CRE Annual Price Growth Slows in October

Annual growth in U.S. commercial property prices fell in October to the slowest pace seen this year, reported Real Capital Analytics, New York.

RCA’s National All-Property Index rose 0.4 percent in October, pushing the annual growth figure to 6.4 percent. The annual price growth pace has gradually slowed since reaching its 8.4 percent high point in February.

RCA Analytics Manager Elizabeth Szep said “waning” growth in major metros slowed national price growth. Major-market prices started the year at an 8.8 percent annual pace, but that dropped to 3.1 percent in October. Non-major metros saw price growth of 7.8 percent year-over-year in October.

Green Street Advisors Managing Director Peter Rothemund noted cap rates have not changed meaningfully over the past few months, with top-line growth responsible for the “modest” appreciation in values seen. “There are some exceptions,” he said. “The bid for manufactured home communities and student housing continues to be strong and is pushing values up, while the lack of transaction activity in the mall sector suggests values have taken another step down and are now about 15 to 20 percent below recent highs.”

Rothemund noted Green Street’s Commercial Property Price Index has increased 2 percent over the past year, consistent with the pace of gains seen since mid-to-late 2016.

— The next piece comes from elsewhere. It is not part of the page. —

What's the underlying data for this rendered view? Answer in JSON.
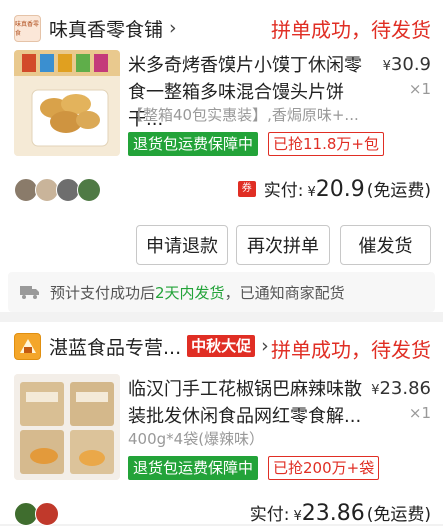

Total deal activity remained flat in October compared with a year earlier, RCA reported. Headline volume figures would have dropped if not for a large entity-level industrial sector deal. For 2018 to date, commercial real estate deal volume is up 10 percent compared to the same period in 2017, helped by a string of large entity-level transactions. Investor concerns about interest rate increases hobbled activity for most property types in October, Szep said.

CoStar’s commercial repeat sales analysis reported price indexes posted “moderate” annual gains despite relatively flat performance in October. “While the pace of growth has slowed as the cycle matures, composite price indices continued to make steady gains on an annualized basis,” the research firm said. CoStar’s value-weighted index, which tracks larger asset sales seen mostly in core markets, dipped 0.1 percent in October (though it remained up 3.4 percent for the prior 12 months). The firm’s equal-weighted index, which reflects the more-numerous but lower-priced sales generally seen in secondary and tertiary markets, dipped 0.3 percent in October but maintianed a 7.0 percent annual gain.